Woody Allen is considered the godfather of the modern romantic comedy genre. While Allen frequently denies this assertion, most likely to avoid association with any Matthew McConaughey-Kate Hudson related vehicles, it’s hard not to see the influence of films like "Annie Hall" and "Manhattan" on pretty much every worthwhile rom-com of the past few decades. Allen himself continues to contribute to the romantic comedy pool, with works like 2011’s "Midnight in Paris," which incorporated fantasy and literary elements into the genre, as well as winning Allen his third Oscar for Best Original Screenplay. In addition to featuring Allen’s trademark intelligence and wit, these films counter the painful ups and downs of romantic relationships with off-beat, idiosyncratic humor. More than pretty much any writer, Allen knows that, especially when it comes to love, there’s a very thin divide between comedy and tragedy.
Perhaps Allen’s greatest accomplishment as a filmmaker is his ability to bridge traditional “low-brow” humor with “high-brow” literary intellectualism. Or, to put it more simply, Allen is probably the only director with as much appreciation for Groucho Marx as Ingmar Bergman. While critics and audiences tend to divide his work into the funny, earlier movies like "Bananas" as opposed to the more serious later work like "Hannah and Her Sisters," this distinction probably reveals less about Allen’s intentions. For instance, "Love and Death," which most people might categorize as funny and joke-oriented, is a thoughtful parody of "War and Peace." Allen has always loved to make people laugh, yet he has also used film to explore ideas that interest him, as well as great works of philosophy, film and literature. It’s allowed him to pioneer his own distinct brand of humor that imbues all his films, no matter how diverse in content, with his unique voice.
Woody Allen, A DocumentaryBuy now $18
Shakespeare and Woody AllenRead more
Woody Allen’s Lovably Anxious SchlemeilsBuy now $19
Woody Allen: The Phenom among the PhenomenaRead more
The Complete Prose of Woody AllenBuy now $1
The Films of Woody Allen: Critical EssaysBuy now $38
Conversations with Woody Allen: His Films, the Movies, and MoviemakingBuy now $22
Woody Allen on Woody AllenBuy now $15
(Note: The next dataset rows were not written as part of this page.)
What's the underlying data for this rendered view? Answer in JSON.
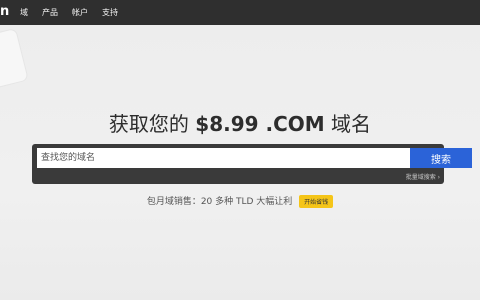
{
  "header": {
    "logo_text": "n",
    "nav": [
      {
        "label": "域"
      },
      {
        "label": "产品"
      },
      {
        "label": "帐户"
      },
      {
        "label": "支持"
      }
    ]
  },
  "hero": {
    "title_prefix": "获取您的 ",
    "title_price": "$8.99",
    "title_tld": " .COM",
    "title_suffix": " 域名"
  },
  "search": {
    "placeholder": "查找您的域名",
    "value": "",
    "button_label": "搜索",
    "bulk_link": "批量域搜索 ›"
  },
  "promo": {
    "text": "包月域销售：20 多种 TLD 大幅让利",
    "button_label": "开始省钱"
  },
  "colors": {
    "topbar": "#2f2f2f",
    "search_frame": "#3a3a3a",
    "search_button": "#2b63d8",
    "promo_button": "#f5c518"
  }
}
Getting Even: Literary Posterity and the Case for Woody AllenRead more
Deconstructing WoodyBuy now $15
Woody Allen and the Comic Tradition in AmericaBuy now $19
Woody Allen – Senses of Cinema – Great DirectorsRead more